WORK INSTRUCTIONS:
Below are records to be copied exactly; their pictures are to be omitted.

RECORDS SUPPLIED:
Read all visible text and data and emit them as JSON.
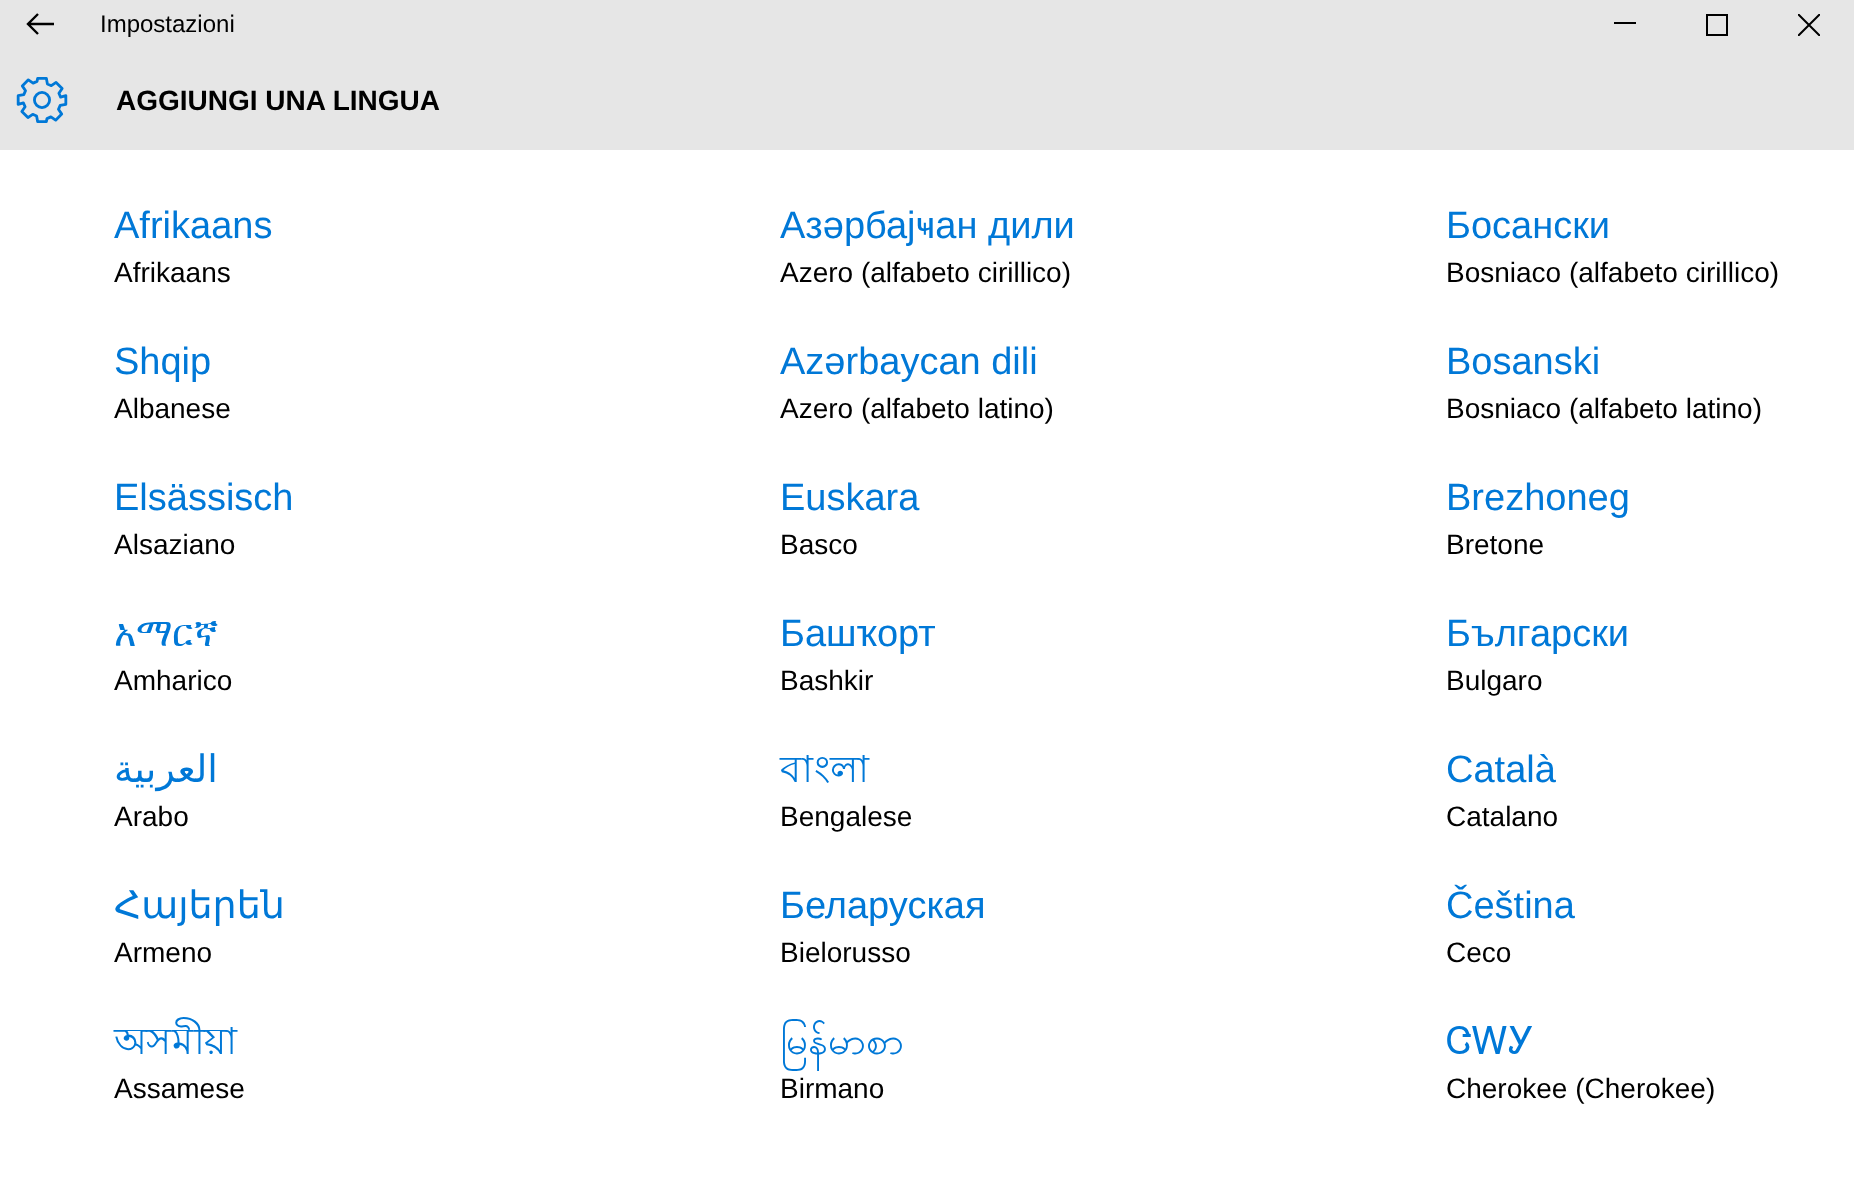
{
  "window": {
    "title": "Impostazioni"
  },
  "header": {
    "title": "AGGIUNGI UNA LINGUA"
  },
  "languages": [
    {
      "native": "Afrikaans",
      "name": "Afrikaans"
    },
    {
      "native": "Shqip",
      "name": "Albanese"
    },
    {
      "native": "Elsässisch",
      "name": "Alsaziano"
    },
    {
      "native": "አማርኛ",
      "name": "Amharico"
    },
    {
      "native": "العربية",
      "name": "Arabo"
    },
    {
      "native": "Հայերեն",
      "name": "Armeno"
    },
    {
      "native": "অসমীয়া",
      "name": "Assamese"
    },
    {
      "native": "Азәрбајҹан дили",
      "name": "Azero (alfabeto cirillico)"
    },
    {
      "native": "Azərbaycan dili",
      "name": "Azero (alfabeto latino)"
    },
    {
      "native": "Euskara",
      "name": "Basco"
    },
    {
      "native": "Башҡорт",
      "name": "Bashkir"
    },
    {
      "native": "বাংলা",
      "name": "Bengalese"
    },
    {
      "native": "Беларуская",
      "name": "Bielorusso"
    },
    {
      "native": "မြန်မာစာ",
      "name": "Birmano"
    },
    {
      "native": "Босански",
      "name": "Bosniaco (alfabeto cirillico)"
    },
    {
      "native": "Bosanski",
      "name": "Bosniaco (alfabeto latino)"
    },
    {
      "native": "Brezhoneg",
      "name": "Bretone"
    },
    {
      "native": "Български",
      "name": "Bulgaro"
    },
    {
      "native": "Català",
      "name": "Catalano"
    },
    {
      "native": "Čeština",
      "name": "Ceco"
    },
    {
      "native": "ᏣᎳᎩ",
      "name": "Cherokee (Cherokee)"
    }
  ]
}
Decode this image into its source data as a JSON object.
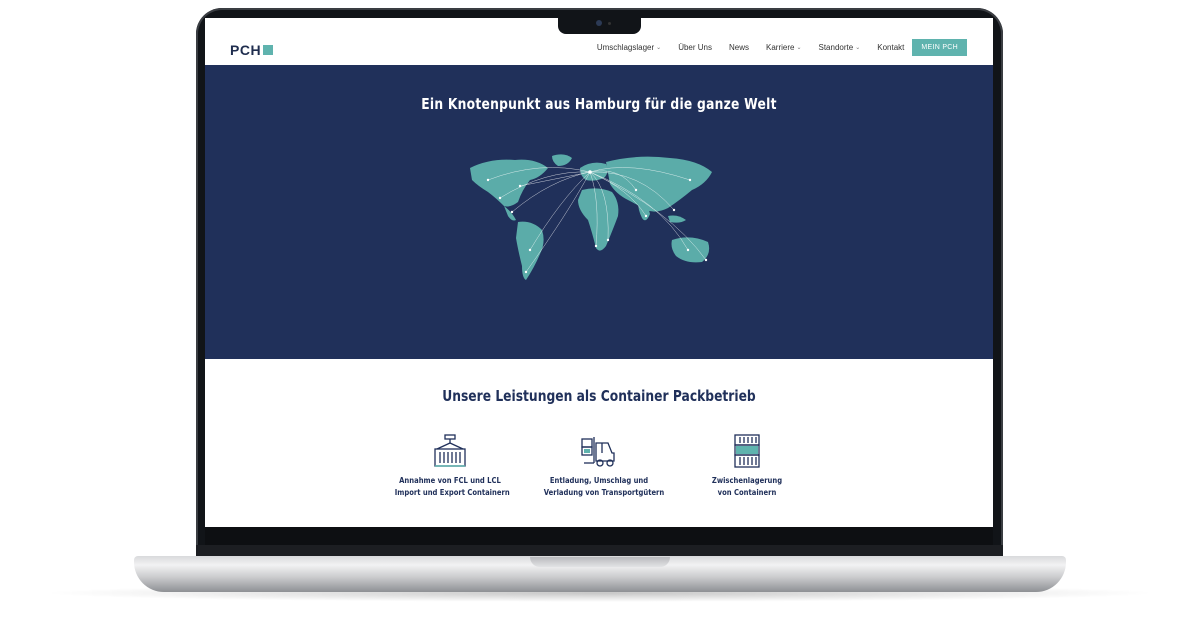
{
  "site": {
    "logo_text": "PCH",
    "brand_color": "#5fb3ae",
    "navy_color": "#20305a"
  },
  "nav": {
    "items": [
      {
        "label": "Umschlagslager",
        "dropdown": true
      },
      {
        "label": "Über Uns",
        "dropdown": false
      },
      {
        "label": "News",
        "dropdown": false
      },
      {
        "label": "Karriere",
        "dropdown": true
      },
      {
        "label": "Standorte",
        "dropdown": true
      },
      {
        "label": "Kontakt",
        "dropdown": false
      }
    ],
    "cta_label": "MEIN PCH",
    "chevron_glyph": "⌄"
  },
  "hero": {
    "title": "Ein Knotenpunkt aus Hamburg für die ganze Welt",
    "map_icon": "world-map-routes"
  },
  "services": {
    "title": "Unsere Leistungen als Container Packbetrieb",
    "items": [
      {
        "icon": "container-crane-icon",
        "line1": "Annahme von FCL und LCL",
        "line2": "Import und Export Containern"
      },
      {
        "icon": "forklift-icon",
        "line1": "Entladung, Umschlag und",
        "line2": "Verladung von Transportgütern"
      },
      {
        "icon": "stacked-containers-icon",
        "line1": "Zwischenlagerung",
        "line2": "von Containern"
      }
    ]
  }
}
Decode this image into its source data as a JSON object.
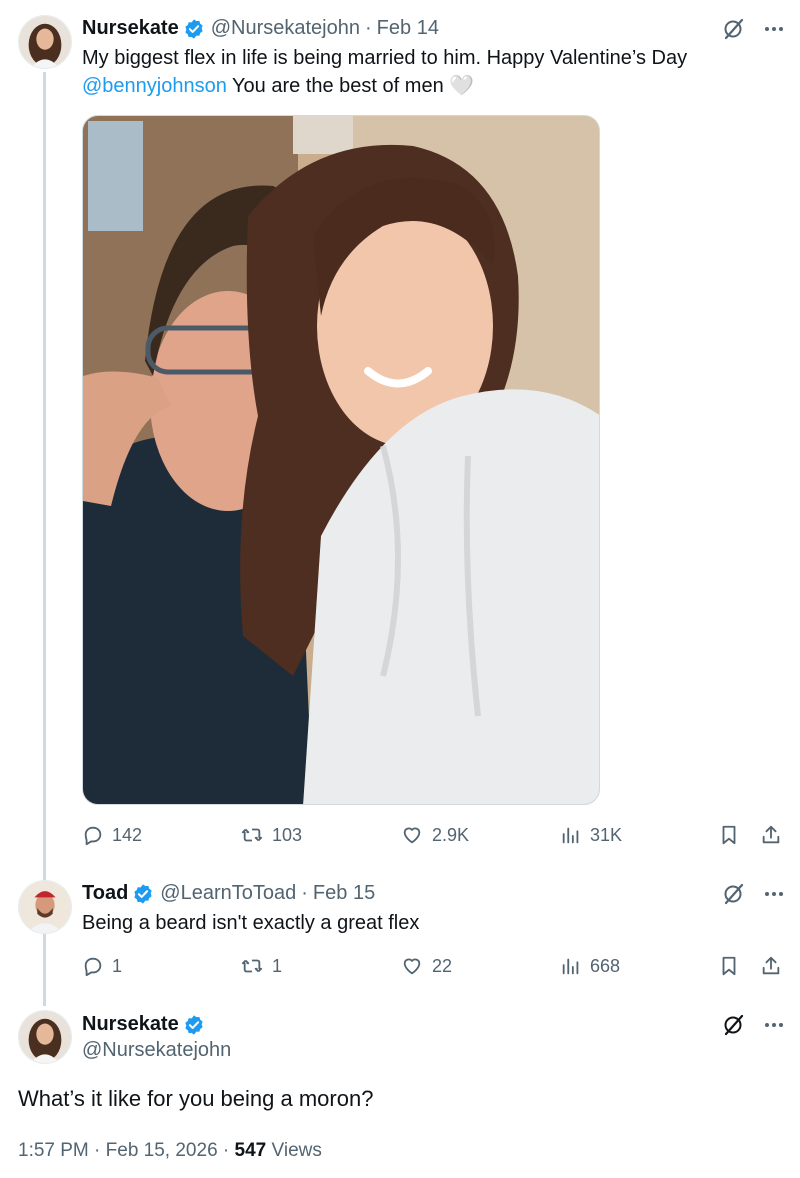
{
  "tweets": [
    {
      "name": "Nursekate",
      "handle": "@Nursekatejohn",
      "separator": "·",
      "date": "Feb 14",
      "text_part1": "My biggest flex in life is being married to him. Happy Valentine’s Day",
      "mention": "@bennyjohnson",
      "text_part2": " You are the best of men",
      "heart_emoji": "🤍",
      "stats": {
        "replies": "142",
        "reposts": "103",
        "likes": "2.9K",
        "views": "31K"
      }
    },
    {
      "name": "Toad",
      "handle": "@LearnToToad",
      "separator": "·",
      "date": "Feb 15",
      "text": "Being a beard isn't exactly a great flex",
      "stats": {
        "replies": "1",
        "reposts": "1",
        "likes": "22",
        "views": "668"
      }
    },
    {
      "name": "Nursekate",
      "handle": "@Nursekatejohn",
      "text": "What’s it like for you being a moron?",
      "time": "1:57 PM",
      "separator": "·",
      "full_date": "Feb 15, 2026",
      "views_count": "547",
      "views_label": "Views"
    }
  ],
  "colors": {
    "accent": "#1d9bf0",
    "text_primary": "#0f1419",
    "text_secondary": "#536471",
    "thread_line": "#cfd9de"
  },
  "icons": [
    "verified-badge-icon",
    "grok-icon",
    "more-icon",
    "reply-icon",
    "repost-icon",
    "like-icon",
    "views-icon",
    "bookmark-icon",
    "share-icon"
  ]
}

RESPONSE:
Read all visible text and data and emit them as JSON.
{
  "window": {
    "title": "Impostazioni"
  },
  "header": {
    "title": "AGGIUNGI UNA LINGUA"
  },
  "languages": [
    {
      "native": "Afrikaans",
      "name": "Afrikaans"
    },
    {
      "native": "Shqip",
      "name": "Albanese"
    },
    {
      "native": "Elsässisch",
      "name": "Alsaziano"
    },
    {
      "native": "አማርኛ",
      "name": "Amharico"
    },
    {
      "native": "العربية",
      "name": "Arabo"
    },
    {
      "native": "Հայերեն",
      "name": "Armeno"
    },
    {
      "native": "অসমীয়া",
      "name": "Assamese"
    },
    {
      "native": "Азәрбајҹан дили",
      "name": "Azero (alfabeto cirillico)"
    },
    {
      "native": "Azərbaycan dili",
      "name": "Azero (alfabeto latino)"
    },
    {
      "native": "Euskara",
      "name": "Basco"
    },
    {
      "native": "Башҡорт",
      "name": "Bashkir"
    },
    {
      "native": "বাংলা",
      "name": "Bengalese"
    },
    {
      "native": "Беларуская",
      "name": "Bielorusso"
    },
    {
      "native": "မြန်မာစာ",
      "name": "Birmano"
    },
    {
      "native": "Босански",
      "name": "Bosniaco (alfabeto cirillico)"
    },
    {
      "native": "Bosanski",
      "name": "Bosniaco (alfabeto latino)"
    },
    {
      "native": "Brezhoneg",
      "name": "Bretone"
    },
    {
      "native": "Български",
      "name": "Bulgaro"
    },
    {
      "native": "Català",
      "name": "Catalano"
    },
    {
      "native": "Čeština",
      "name": "Ceco"
    },
    {
      "native": "ᏣᎳᎩ",
      "name": "Cherokee (Cherokee)"
    }
  ]
}
Decode this image into its source data as a JSON object.
{
  "site": {
    "logo_text": "PCH",
    "brand_color": "#5fb3ae",
    "navy_color": "#20305a"
  },
  "nav": {
    "items": [
      {
        "label": "Umschlagslager",
        "dropdown": true
      },
      {
        "label": "Über Uns",
        "dropdown": false
      },
      {
        "label": "News",
        "dropdown": false
      },
      {
        "label": "Karriere",
        "dropdown": true
      },
      {
        "label": "Standorte",
        "dropdown": true
      },
      {
        "label": "Kontakt",
        "dropdown": false
      }
    ],
    "cta_label": "MEIN PCH",
    "chevron_glyph": "⌄"
  },
  "hero": {
    "title": "Ein Knotenpunkt aus Hamburg für die ganze Welt",
    "map_icon": "world-map-routes"
  },
  "services": {
    "title": "Unsere Leistungen als Container Packbetrieb",
    "items": [
      {
        "icon": "container-crane-icon",
        "line1": "Annahme von FCL und LCL",
        "line2": "Import und Export Containern"
      },
      {
        "icon": "forklift-icon",
        "line1": "Entladung, Umschlag und",
        "line2": "Verladung von Transportgütern"
      },
      {
        "icon": "stacked-containers-icon",
        "line1": "Zwischenlagerung",
        "line2": "von Containern"
      }
    ]
  }
}
Decode this image into its source data as a JSON object.
{
  "tweets": [
    {
      "name": "Nursekate",
      "handle": "@Nursekatejohn",
      "separator": "·",
      "date": "Feb 14",
      "text_part1": "My biggest flex in life is being married to him. Happy Valentine’s Day",
      "mention": "@bennyjohnson",
      "text_part2": " You are the best of men",
      "heart_emoji": "🤍",
      "stats": {
        "replies": "142",
        "reposts": "103",
        "likes": "2.9K",
        "views": "31K"
      }
    },
    {
      "name": "Toad",
      "handle": "@LearnToToad",
      "separator": "·",
      "date": "Feb 15",
      "text": "Being a beard isn't exactly a great flex",
      "stats": {
        "replies": "1",
        "reposts": "1",
        "likes": "22",
        "views": "668"
      }
    },
    {
      "name": "Nursekate",
      "handle": "@Nursekatejohn",
      "text": "What’s it like for you being a moron?",
      "time": "1:57 PM",
      "separator": "·",
      "full_date": "Feb 15, 2026",
      "views_count": "547",
      "views_label": "Views"
    }
  ],
  "colors": {
    "accent": "#1d9bf0",
    "text_primary": "#0f1419",
    "text_secondary": "#536471",
    "thread_line": "#cfd9de"
  },
  "icons": [
    "verified-badge-icon",
    "grok-icon",
    "more-icon",
    "reply-icon",
    "repost-icon",
    "like-icon",
    "views-icon",
    "bookmark-icon",
    "share-icon"
  ]
}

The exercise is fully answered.